The Fastest And Easiest Way To Chill (Right Now)

 

The Fastest And Easiest Way To Chill (Right Now)

Have you ever wanted to just chill?

You know what I mean. You’re in the middle of a hectic day, you’ve had a crazy morning, and you wish -for 5 minutes- you could just chill out to get your bearings.

A lot of people have felt overwhelmed like this. I have, too.

Sometimes it can seem impossible to catch your breath, slow down, and begin again with a calm state of mind.

But I’ve got good news. There’s an easy way you can chill out right now. You don’t need any gadgets or pills. You are already equipped with everything you need…. and it’s right under your nose.

Does it sound too good to be true?

Shall I show you how?

Step One – Become Aware

I’ll wager you’ve heard this before … “Knowing is half the battle.”

And it’s true.

Before you can fix something, you have to be aware there’s something to be fixed.

If you want to repair the stressful situation you’re in, the fist step to chilling out is to be aware that you’re not chill. And the easiest measurement is your breath.

If you’re in a safe place while you’re reading this … check your breathing right now.

How would you describe the rhythm of your breath? Does your breath go … inhaleexhaleinhaleexhaleinhaleexhale?

Where are you breathing? Through your nose? Through your mouth?

Does your chest heave? Or is your tummy moving?

Step Two – Pause

“How you breathe is how you feel” is an excellent observation from World Record Free Diving Champion, Stig Severinsen.

We have a similar saying in yoga … “Your breath is your barometer.”

If your breath is non-stop … inhaleexhaleinhaleexhaleinhaleexhale … chances are you’re stressed out. Yes, there could be other causes, but for now, let’s assume all things are equal and you are just stressed.

Once you’ve observed your breath, the next step is to insert a pause at the top of your inhale and at the bottom of your exhale.

That should make your breathing rhythm go like this … inhale (pause) exhale (pause); inhale (pause) exhale (pause).

And the pause doesn’t have to be dramatic.
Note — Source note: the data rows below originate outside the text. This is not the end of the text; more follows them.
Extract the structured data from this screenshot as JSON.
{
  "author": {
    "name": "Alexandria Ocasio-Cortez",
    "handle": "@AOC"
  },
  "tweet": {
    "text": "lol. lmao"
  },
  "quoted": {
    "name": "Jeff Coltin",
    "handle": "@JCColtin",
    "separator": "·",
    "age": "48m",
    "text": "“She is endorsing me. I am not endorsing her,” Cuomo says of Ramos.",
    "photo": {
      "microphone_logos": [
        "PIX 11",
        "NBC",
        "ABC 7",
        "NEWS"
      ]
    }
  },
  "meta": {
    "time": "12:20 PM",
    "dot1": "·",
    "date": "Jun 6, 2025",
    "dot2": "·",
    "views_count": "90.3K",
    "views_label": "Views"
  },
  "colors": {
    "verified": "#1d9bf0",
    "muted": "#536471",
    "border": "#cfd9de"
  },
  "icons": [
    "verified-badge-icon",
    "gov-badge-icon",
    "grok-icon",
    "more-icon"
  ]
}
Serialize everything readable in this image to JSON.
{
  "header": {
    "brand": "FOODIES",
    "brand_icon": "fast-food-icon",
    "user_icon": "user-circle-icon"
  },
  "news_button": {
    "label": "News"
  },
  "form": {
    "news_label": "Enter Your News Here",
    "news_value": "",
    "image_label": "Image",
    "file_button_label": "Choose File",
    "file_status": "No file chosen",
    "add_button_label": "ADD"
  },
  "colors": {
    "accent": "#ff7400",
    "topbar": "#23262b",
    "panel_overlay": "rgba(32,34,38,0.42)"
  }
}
Something as short as a single heart beat is enough to slow things down enough that you begin to feel more calm.

Stig recommends a 1:2 pattern. That is to say, inhale for 5 heartbeats, pause slightly, exhale for 10 heartbeats, and repeat.

The number of heartbeats is arbitrary. You may need to begin with 3 heartbeats on an inhale and 6 heartbeats on the exhale. The goal is to shoot for a ratio of 1:2.

Step Three – Use Your Nose

According to a blog post from Gaiam, “Breathing in and out through the nose helps us take fuller, deeper breaths, which stimulates the lower lung to distribute greater amounts of oxygen throughout the body. Also, the lower lung is rich with the parasympathetic nerve receptors associated with calming the body and mind, whereas the upper lungs — which are stimulated by chest and mouth breathing — prompt us to hyperventilate and trigger sympathetic nerve receptors, which result in the fight or flight reaction.”

In other words, nasal breathing helps you calm down and end stress.

Other benefits from nasal breathing include:

  • Filtering and warming the air as it enters your body
  • Production of nitric oxide (not nitrous oxide), which regulates blood pressure and boosts your immune system
  • Increased oxygen you get through nasal breathing increases your energy and vitality

There’s a saying in yoga… “Your nose is for breathing and your mouth is for eating.”

Do your best to breathe in and out through your nose. The second best scenario would be to breathe in through your nose and out through your mouth.

Step Four – Use Your Belly

Belly breathing (or diaphragmatic breathing) is when your belly rises on the inhale and lowers on the exhale.

True, you’re not really breathing with your belly … that’s anatomically impossible … you’re using your diaphragm to create space for a deeper breath.

According to a blog post from Gaiam, “This movement massages the stomach and vital organs of digestion, promoting good elimination, another way to remove toxins from the body.”

The bottom line is belly breathing is good for you in many ways. It lowers your stress levels, it improves your immune system’s function, and it helps bring relief to your stiff neck and shoulders.

You can check out this helpful blog post (with a video demonstration) to learn more about the many benefits of belly breathing.

Step Five – Implement

“Knowledge is knowing. Wisdom is doing,” Brian Friedman.

It’s one thing to know how to do something. It’s an entirely different thing to apply your knowledge and bring about positive change.

Now you know how to chill out quickly. And it’s as easy as 1-2-3-4.

Make a commitment today to follow the easy steps outlined for you in this article.

With a little bit of practice and as quickly as 3 minutes, you can transform from a state of stress to a state of calm, cool, and collected.

You’ve got this!

Brian Friedman
Owner/Director
WinterGardenYoga.com

 

If you want to practice your breathing in the context of a yoga class,

check out our highly acclaimed digital downloads.

Comments are closed.

  • Latest Posts

  • Archives

  • Categories